• [Prompt]
Read the data below. Every line holding the string "connects" must be copied.

(The records Opens)

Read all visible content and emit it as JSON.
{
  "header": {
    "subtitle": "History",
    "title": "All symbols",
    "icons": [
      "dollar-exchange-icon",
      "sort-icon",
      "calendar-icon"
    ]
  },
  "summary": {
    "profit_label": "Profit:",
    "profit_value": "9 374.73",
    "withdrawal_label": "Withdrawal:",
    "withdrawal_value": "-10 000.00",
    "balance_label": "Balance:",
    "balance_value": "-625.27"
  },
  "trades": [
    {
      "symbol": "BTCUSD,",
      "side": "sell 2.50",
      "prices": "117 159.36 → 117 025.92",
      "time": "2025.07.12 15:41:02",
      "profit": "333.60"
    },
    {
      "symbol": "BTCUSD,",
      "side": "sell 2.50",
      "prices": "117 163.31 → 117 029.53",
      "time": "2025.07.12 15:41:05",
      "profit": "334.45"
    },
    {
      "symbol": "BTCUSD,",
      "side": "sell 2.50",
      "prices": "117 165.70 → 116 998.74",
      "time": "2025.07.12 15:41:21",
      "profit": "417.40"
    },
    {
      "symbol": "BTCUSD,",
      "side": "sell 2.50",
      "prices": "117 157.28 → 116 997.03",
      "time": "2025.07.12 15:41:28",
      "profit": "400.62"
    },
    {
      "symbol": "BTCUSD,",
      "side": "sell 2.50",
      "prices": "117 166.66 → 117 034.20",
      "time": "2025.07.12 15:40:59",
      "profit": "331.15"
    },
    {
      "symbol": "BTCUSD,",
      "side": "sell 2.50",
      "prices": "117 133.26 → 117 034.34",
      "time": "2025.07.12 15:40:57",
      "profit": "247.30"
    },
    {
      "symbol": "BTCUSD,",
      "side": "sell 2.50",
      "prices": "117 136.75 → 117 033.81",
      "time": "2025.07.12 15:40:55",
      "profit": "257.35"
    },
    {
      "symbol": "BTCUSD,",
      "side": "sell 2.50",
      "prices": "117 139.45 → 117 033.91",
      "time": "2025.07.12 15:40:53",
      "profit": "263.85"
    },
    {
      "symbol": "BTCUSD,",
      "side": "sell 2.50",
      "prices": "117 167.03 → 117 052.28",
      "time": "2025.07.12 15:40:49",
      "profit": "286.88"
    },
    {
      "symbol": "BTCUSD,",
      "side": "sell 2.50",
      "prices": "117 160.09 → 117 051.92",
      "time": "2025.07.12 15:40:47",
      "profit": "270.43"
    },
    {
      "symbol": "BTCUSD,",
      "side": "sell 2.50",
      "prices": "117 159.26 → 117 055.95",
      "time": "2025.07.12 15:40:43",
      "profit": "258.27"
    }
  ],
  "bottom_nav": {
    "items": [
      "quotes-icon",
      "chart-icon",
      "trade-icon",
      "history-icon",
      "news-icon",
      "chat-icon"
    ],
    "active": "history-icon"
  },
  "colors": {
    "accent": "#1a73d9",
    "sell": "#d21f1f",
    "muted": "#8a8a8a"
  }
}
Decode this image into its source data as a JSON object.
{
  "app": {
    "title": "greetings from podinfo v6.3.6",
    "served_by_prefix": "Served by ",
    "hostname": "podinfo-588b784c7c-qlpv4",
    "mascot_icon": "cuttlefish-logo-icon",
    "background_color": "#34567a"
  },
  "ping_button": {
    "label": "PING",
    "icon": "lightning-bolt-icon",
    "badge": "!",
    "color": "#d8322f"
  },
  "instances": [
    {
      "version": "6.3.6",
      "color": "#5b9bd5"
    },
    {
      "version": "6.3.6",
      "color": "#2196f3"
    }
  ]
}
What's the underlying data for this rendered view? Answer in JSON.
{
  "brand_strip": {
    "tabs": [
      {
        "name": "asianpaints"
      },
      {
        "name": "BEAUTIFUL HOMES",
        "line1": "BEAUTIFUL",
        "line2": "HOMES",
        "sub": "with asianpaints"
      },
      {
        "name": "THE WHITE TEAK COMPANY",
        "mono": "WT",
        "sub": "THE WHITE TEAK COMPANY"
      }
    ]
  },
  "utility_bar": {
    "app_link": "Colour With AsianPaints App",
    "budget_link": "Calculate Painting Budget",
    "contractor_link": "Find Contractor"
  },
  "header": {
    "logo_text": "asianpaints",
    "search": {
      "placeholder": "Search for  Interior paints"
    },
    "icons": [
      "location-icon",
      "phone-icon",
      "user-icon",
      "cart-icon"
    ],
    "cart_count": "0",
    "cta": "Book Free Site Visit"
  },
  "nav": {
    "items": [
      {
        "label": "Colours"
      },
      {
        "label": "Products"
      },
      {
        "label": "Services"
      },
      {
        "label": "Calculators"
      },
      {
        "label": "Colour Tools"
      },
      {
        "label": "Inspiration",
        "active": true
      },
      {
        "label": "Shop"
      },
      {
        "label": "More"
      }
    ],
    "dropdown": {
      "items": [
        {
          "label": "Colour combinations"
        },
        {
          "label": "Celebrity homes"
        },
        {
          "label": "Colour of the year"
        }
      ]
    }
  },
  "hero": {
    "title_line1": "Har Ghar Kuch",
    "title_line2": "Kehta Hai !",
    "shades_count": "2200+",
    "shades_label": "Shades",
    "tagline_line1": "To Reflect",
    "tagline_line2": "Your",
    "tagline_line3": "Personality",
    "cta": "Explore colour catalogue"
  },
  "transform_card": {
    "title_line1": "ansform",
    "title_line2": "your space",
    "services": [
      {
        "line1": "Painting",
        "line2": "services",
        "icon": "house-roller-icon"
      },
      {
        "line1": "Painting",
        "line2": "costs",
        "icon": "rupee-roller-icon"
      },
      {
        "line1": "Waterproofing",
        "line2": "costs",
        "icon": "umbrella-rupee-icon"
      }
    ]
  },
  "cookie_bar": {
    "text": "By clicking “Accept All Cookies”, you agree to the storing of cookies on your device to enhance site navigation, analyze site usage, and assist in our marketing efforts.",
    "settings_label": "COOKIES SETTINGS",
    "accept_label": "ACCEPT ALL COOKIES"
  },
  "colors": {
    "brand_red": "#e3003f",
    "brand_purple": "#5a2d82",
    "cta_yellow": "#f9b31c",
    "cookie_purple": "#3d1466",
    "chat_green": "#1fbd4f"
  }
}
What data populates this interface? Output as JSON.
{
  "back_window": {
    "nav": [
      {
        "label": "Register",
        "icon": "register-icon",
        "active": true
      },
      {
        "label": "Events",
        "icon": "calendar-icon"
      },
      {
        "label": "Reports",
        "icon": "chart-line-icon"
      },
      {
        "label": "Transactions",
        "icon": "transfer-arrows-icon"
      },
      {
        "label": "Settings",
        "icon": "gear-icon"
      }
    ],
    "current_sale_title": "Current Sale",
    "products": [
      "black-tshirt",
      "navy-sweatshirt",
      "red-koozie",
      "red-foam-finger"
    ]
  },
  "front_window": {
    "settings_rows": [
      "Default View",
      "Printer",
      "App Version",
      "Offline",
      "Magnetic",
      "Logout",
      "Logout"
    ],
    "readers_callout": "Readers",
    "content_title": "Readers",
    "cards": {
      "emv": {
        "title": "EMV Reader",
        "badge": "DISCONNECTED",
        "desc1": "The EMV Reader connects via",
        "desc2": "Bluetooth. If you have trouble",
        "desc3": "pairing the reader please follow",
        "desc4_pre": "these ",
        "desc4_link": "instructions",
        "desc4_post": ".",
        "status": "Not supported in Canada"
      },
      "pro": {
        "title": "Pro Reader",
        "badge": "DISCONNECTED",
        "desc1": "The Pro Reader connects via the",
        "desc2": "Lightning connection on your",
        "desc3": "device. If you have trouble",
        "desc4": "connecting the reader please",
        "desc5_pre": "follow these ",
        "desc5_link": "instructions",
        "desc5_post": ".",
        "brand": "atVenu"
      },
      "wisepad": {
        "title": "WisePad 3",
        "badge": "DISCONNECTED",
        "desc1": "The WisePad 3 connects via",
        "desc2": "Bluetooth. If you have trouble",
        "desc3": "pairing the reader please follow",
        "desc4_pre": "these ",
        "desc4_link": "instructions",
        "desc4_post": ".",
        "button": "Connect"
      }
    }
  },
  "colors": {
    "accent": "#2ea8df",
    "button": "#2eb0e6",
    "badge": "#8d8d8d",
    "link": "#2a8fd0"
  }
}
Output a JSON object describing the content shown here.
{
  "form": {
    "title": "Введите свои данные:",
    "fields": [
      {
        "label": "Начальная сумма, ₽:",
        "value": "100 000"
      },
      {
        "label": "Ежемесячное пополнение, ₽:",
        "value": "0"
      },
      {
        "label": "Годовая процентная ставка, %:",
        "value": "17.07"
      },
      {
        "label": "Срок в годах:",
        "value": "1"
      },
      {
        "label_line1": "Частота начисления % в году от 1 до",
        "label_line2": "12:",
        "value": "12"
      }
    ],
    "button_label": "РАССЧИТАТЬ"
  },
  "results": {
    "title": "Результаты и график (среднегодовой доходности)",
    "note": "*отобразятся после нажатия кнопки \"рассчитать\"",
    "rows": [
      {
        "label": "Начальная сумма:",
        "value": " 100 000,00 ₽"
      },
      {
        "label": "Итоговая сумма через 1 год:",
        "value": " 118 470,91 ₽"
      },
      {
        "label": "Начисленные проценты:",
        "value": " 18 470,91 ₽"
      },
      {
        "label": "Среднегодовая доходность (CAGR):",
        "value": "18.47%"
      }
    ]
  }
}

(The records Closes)

• [The completed task]
        "desc1": "The EMV Reader connects via",
        "desc1": "The Pro Reader connects via the",
        "desc1": "The WisePad 3 connects via",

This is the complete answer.